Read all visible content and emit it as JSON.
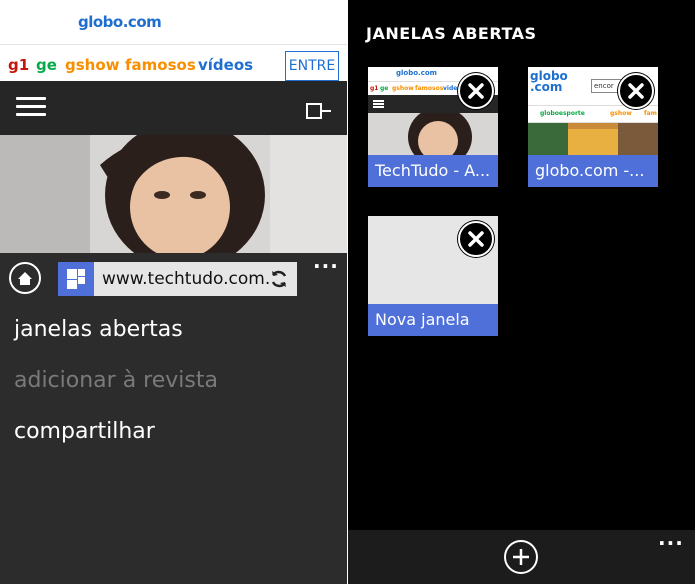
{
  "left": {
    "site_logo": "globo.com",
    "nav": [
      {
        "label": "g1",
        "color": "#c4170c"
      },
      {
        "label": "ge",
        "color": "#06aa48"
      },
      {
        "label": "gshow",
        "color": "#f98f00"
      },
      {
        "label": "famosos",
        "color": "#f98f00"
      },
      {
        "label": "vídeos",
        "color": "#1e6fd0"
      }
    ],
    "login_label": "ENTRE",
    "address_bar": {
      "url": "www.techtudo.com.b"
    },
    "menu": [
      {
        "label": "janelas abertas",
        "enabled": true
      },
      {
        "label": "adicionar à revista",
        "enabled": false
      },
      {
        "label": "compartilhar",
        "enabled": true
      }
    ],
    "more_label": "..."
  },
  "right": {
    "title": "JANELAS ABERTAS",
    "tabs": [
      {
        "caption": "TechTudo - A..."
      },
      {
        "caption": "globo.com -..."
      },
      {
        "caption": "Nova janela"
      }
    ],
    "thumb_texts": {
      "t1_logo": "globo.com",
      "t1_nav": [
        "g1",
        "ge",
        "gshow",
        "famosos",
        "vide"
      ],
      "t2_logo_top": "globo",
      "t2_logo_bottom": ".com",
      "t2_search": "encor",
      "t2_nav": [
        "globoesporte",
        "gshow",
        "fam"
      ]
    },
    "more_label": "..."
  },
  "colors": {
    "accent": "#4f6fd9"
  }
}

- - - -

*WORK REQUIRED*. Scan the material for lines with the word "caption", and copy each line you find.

*SOLUTION FOR THIS EXERCISE*.
        "caption": "TechTudo - A..."
        "caption": "globo.com -..."
        "caption": "Nova janela"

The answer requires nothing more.